Moving on to coronavirus: OK, maybe face masks are silly, but who cares about face masks? If they are indeed useless, they don’t incur much cost either. The larger costs come from the mobilization of the public health establishment . . . But that’s good, not bad, right? Future pandemics are likely to come, so it’s good to have a dry run, to test our systems for communication, quarantine, medical treatment, etc.
Let’s conclude with the discussion of expertise. David DeSteno is no expert on coronavirus or public health decision making, nor am I. He’s an expert on emotions, I’m an expert on statistics.
DeSteno tells us to trust the experts, so let’s see what the experts say from the CDC:
The potential public health threat posed by 2019-nCoV virus is high, both globally and to the United States. The fact that this virus has caused illness, including illness resulting in death, and sustained person-to-person spread in China is concerning. These factors meet two of the criteria of a pandemic. It’s unclear how the situation will unfold, but risk is dependent on exposure. At this time, some people will have an increased risk of infection, for example healthcare workers caring for 2019-nCoV patients and other close contacts of 2019-nCoV patients. For the general American public, who are unlikely to be exposed to this virus, the immediate health risk from 2019-nCoV is considered low at this time.
The message is mixed. On one hand, yeah, we should be scared: “The potential public health threat posed by 2019-nCoV virus is high, both globally and to the United States.” On the other hand, not quite yet: “For the general American public, who are unlikely to be exposed to this virus, the immediate health risk from 2019-nCoV is considered low at this time.”
They also recommend getting the flu vaccine. So I’m not arguing with DeSteno on the merits. But I don’t see fearful behavior as being so irrational, in general terms. It can be a good idea to prepare for large risks. I say this as a person who doesn’t have a cabin in the woods stocked with fresh water and canned goods. Like most of you, I’m probably too irrationally complacent. Maybe someone could do a social psychology experiment about this.

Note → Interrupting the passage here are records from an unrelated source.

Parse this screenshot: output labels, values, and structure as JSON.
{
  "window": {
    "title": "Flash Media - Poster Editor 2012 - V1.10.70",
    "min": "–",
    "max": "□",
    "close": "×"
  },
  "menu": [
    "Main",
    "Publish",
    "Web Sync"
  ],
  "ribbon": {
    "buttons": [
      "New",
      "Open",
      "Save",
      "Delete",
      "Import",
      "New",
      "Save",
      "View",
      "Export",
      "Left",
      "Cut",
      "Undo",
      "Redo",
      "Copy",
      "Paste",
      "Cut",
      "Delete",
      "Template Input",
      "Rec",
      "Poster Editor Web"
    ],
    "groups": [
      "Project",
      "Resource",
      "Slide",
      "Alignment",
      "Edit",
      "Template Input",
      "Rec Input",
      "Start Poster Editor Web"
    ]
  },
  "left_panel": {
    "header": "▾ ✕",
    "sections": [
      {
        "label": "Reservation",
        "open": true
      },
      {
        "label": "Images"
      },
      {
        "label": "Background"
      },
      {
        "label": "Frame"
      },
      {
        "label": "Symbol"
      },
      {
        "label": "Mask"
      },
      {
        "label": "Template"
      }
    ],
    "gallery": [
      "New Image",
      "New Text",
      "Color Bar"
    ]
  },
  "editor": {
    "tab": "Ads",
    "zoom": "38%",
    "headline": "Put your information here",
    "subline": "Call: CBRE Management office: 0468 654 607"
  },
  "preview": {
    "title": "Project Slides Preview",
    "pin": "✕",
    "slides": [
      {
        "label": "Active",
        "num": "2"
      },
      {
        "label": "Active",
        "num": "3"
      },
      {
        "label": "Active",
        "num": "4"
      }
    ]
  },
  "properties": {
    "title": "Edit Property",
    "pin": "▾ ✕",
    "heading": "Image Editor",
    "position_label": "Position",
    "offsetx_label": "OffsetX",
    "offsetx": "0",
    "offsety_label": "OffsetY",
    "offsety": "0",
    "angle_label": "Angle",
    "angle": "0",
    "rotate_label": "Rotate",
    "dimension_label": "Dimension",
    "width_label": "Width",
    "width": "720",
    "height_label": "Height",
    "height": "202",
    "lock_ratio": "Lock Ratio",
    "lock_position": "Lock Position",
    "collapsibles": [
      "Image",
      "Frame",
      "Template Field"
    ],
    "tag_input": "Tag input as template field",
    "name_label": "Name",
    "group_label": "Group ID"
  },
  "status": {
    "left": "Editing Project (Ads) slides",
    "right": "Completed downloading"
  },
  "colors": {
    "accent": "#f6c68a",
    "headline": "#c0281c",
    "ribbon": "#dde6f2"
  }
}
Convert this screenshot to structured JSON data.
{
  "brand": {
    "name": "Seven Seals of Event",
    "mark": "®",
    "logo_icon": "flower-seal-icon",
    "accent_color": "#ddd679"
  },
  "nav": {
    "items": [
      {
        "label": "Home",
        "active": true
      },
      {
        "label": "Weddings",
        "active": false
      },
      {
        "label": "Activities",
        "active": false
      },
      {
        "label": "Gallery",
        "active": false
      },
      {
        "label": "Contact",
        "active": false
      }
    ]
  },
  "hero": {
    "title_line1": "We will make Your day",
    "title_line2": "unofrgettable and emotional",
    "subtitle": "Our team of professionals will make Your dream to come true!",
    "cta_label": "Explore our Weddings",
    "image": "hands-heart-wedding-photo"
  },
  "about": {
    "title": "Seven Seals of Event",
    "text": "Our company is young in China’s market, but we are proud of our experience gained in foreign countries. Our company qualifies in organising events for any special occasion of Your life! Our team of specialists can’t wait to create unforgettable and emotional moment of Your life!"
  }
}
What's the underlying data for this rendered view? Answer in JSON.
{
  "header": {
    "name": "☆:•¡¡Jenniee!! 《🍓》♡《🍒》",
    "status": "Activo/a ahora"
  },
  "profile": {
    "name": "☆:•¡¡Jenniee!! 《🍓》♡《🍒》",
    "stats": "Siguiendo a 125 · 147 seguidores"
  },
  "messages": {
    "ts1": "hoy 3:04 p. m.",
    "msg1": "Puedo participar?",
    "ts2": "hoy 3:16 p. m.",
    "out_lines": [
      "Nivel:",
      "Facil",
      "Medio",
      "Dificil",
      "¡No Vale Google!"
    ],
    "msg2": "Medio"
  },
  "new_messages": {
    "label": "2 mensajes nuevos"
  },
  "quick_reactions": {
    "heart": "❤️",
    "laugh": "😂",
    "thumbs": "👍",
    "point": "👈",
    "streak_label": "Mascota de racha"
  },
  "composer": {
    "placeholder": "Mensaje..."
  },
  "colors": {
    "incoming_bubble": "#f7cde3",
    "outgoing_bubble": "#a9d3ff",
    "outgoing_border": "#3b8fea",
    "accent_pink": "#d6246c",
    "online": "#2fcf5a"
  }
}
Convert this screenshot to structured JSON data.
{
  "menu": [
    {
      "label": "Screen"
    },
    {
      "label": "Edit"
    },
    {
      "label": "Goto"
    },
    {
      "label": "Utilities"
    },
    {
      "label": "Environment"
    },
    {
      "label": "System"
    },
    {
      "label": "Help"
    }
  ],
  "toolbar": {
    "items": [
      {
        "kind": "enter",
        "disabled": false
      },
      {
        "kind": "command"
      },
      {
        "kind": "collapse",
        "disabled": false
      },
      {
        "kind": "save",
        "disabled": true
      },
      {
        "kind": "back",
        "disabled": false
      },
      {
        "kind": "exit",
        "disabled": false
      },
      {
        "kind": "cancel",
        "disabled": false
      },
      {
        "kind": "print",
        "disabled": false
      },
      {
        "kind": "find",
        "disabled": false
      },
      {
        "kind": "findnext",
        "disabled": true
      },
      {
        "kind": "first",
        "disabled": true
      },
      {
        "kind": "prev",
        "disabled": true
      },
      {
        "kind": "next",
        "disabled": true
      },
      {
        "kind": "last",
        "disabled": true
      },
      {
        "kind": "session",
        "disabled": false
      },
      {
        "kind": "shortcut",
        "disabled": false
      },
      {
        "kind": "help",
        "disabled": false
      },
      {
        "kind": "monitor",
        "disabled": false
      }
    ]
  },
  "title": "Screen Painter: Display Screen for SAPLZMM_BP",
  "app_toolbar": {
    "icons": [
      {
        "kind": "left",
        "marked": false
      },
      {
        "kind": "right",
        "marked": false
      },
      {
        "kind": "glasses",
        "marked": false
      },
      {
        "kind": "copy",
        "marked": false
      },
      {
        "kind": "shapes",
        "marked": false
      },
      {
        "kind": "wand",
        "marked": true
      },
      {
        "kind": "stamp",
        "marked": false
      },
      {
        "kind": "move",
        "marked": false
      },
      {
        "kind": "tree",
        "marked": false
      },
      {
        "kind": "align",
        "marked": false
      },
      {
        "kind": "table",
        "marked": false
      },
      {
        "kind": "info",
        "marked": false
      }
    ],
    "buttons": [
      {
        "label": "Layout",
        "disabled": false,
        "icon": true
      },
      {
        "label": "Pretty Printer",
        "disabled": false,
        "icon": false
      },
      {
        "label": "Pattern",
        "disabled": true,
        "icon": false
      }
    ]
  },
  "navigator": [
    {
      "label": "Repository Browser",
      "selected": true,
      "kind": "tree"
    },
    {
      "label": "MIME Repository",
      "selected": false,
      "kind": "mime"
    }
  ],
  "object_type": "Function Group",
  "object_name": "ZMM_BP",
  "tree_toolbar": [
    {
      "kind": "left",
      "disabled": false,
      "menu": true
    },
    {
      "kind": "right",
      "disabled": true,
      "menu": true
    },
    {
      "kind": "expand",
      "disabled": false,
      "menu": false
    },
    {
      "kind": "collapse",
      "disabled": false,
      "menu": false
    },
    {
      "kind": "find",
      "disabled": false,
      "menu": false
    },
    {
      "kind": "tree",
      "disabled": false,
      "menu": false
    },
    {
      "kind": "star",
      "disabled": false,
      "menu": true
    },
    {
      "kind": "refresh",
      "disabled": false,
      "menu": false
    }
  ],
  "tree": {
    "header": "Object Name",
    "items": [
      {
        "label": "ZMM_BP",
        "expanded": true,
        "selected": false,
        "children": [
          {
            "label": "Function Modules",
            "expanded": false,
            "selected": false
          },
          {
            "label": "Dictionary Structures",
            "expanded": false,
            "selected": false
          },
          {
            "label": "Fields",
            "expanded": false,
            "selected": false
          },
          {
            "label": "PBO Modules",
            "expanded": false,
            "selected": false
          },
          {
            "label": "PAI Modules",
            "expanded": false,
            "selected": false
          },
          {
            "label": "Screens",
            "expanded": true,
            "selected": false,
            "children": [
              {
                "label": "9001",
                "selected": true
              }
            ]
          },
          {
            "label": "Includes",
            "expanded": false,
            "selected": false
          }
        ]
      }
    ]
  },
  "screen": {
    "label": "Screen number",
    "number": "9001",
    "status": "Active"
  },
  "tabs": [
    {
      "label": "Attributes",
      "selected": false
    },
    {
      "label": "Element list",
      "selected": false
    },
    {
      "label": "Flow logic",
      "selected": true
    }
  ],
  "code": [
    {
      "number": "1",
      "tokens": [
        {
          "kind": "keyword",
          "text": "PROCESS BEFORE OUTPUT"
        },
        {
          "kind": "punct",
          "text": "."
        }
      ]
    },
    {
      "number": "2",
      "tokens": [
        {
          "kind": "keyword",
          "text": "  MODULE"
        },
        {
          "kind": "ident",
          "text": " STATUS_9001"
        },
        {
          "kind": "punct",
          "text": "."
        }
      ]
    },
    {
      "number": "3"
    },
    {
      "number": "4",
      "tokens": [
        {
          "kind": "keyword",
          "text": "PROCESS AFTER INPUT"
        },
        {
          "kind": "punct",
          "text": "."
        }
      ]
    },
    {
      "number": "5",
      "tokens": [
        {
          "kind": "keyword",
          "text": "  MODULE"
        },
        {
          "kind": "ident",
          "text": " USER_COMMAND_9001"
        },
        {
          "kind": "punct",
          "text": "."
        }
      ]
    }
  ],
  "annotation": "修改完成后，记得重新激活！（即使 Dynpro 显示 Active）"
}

P.S. Bob sent in the above picture of a cat who has made the wise decision to trust an expert.